What you will do
The answer must be the full listing, restated word for word.

Supplied material
▬▬▬▬▬▬▬▬▬▬
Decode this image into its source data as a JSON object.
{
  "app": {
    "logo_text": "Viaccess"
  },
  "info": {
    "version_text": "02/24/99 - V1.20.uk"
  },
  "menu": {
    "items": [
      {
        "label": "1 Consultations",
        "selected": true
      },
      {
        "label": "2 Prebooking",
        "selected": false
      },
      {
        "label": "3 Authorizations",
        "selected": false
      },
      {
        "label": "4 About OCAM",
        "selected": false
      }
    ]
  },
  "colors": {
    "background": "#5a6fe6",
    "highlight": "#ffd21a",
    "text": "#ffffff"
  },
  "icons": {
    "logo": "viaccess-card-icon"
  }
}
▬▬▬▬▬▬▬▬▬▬
Result for this task
Decode this image into its source data as a JSON object.
{
  "app": {
    "logo_text": "Viaccess"
  },
  "info": {
    "version_text": "02/24/99 - V1.20.uk"
  },
  "menu": {
    "items": [
      {
        "label": "1 Consultations",
        "selected": true
      },
      {
        "label": "2 Prebooking",
        "selected": false
      },
      {
        "label": "3 Authorizations",
        "selected": false
      },
      {
        "label": "4 About OCAM",
        "selected": false
      }
    ]
  },
  "colors": {
    "background": "#5a6fe6",
    "highlight": "#ffd21a",
    "text": "#ffffff"
  },
  "icons": {
    "logo": "viaccess-card-icon"
  }
}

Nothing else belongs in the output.